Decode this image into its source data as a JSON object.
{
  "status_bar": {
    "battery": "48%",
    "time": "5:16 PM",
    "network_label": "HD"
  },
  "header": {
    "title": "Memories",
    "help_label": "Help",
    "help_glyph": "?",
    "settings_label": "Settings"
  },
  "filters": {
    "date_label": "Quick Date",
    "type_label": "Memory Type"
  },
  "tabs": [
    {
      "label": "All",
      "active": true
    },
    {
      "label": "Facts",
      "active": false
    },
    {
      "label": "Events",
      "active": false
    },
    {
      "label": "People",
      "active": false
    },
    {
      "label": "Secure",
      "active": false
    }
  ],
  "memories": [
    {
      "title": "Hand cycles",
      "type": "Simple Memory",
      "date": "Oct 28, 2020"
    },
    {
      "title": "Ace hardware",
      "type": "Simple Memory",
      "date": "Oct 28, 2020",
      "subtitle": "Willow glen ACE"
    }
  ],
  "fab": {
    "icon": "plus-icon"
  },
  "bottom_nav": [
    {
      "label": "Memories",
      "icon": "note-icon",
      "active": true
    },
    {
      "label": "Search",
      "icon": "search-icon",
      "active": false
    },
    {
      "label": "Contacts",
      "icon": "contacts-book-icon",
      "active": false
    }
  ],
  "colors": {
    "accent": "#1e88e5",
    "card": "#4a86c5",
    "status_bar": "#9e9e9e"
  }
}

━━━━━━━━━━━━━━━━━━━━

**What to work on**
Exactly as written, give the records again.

**Output for this task**
Decode this image into its source data as a JSON object.
{
  "status_bar": {
    "battery": "48%",
    "time": "5:16 PM",
    "network_label": "HD"
  },
  "header": {
    "title": "Memories",
    "help_label": "Help",
    "help_glyph": "?",
    "settings_label": "Settings"
  },
  "filters": {
    "date_label": "Quick Date",
    "type_label": "Memory Type"
  },
  "tabs": [
    {
      "label": "All",
      "active": true
    },
    {
      "label": "Facts",
      "active": false
    },
    {
      "label": "Events",
      "active": false
    },
    {
      "label": "People",
      "active": false
    },
    {
      "label": "Secure",
      "active": false
    }
  ],
  "memories": [
    {
      "title": "Hand cycles",
      "type": "Simple Memory",
      "date": "Oct 28, 2020"
    },
    {
      "title": "Ace hardware",
      "type": "Simple Memory",
      "date": "Oct 28, 2020",
      "subtitle": "Willow glen ACE"
    }
  ],
  "fab": {
    "icon": "plus-icon"
  },
  "bottom_nav": [
    {
      "label": "Memories",
      "icon": "note-icon",
      "active": true
    },
    {
      "label": "Search",
      "icon": "search-icon",
      "active": false
    },
    {
      "label": "Contacts",
      "icon": "contacts-book-icon",
      "active": false
    }
  ],
  "colors": {
    "accent": "#1e88e5",
    "card": "#4a86c5",
    "status_bar": "#9e9e9e"
  }
}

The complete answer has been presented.